[[ Provided information open ]]

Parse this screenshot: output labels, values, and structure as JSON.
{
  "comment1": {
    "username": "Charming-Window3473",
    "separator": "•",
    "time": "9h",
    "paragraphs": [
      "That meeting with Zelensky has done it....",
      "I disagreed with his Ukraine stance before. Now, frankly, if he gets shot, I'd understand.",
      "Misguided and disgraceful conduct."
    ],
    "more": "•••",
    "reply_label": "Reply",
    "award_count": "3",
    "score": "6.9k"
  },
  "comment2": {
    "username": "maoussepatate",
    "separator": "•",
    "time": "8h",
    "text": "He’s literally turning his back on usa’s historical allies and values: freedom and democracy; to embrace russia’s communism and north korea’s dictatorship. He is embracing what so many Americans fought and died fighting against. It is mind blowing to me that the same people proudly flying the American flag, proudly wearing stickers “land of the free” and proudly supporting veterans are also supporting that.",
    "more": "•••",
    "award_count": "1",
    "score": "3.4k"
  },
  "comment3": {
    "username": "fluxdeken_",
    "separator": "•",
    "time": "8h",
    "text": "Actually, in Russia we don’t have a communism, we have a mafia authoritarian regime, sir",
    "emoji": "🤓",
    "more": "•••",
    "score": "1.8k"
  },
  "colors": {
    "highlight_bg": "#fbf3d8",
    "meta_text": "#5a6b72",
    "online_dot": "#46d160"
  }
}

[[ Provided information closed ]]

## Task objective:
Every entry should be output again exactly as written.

## Solution to this problem:
Parse this screenshot: output labels, values, and structure as JSON.
{
  "comment1": {
    "username": "Charming-Window3473",
    "separator": "•",
    "time": "9h",
    "paragraphs": [
      "That meeting with Zelensky has done it....",
      "I disagreed with his Ukraine stance before. Now, frankly, if he gets shot, I'd understand.",
      "Misguided and disgraceful conduct."
    ],
    "more": "•••",
    "reply_label": "Reply",
    "award_count": "3",
    "score": "6.9k"
  },
  "comment2": {
    "username": "maoussepatate",
    "separator": "•",
    "time": "8h",
    "text": "He’s literally turning his back on usa’s historical allies and values: freedom and democracy; to embrace russia’s communism and north korea’s dictatorship. He is embracing what so many Americans fought and died fighting against. It is mind blowing to me that the same people proudly flying the American flag, proudly wearing stickers “land of the free” and proudly supporting veterans are also supporting that.",
    "more": "•••",
    "award_count": "1",
    "score": "3.4k"
  },
  "comment3": {
    "username": "fluxdeken_",
    "separator": "•",
    "time": "8h",
    "text": "Actually, in Russia we don’t have a communism, we have a mafia authoritarian regime, sir",
    "emoji": "🤓",
    "more": "•••",
    "score": "1.8k"
  },
  "colors": {
    "highlight_bg": "#fbf3d8",
    "meta_text": "#5a6b72",
    "online_dot": "#46d160"
  }
}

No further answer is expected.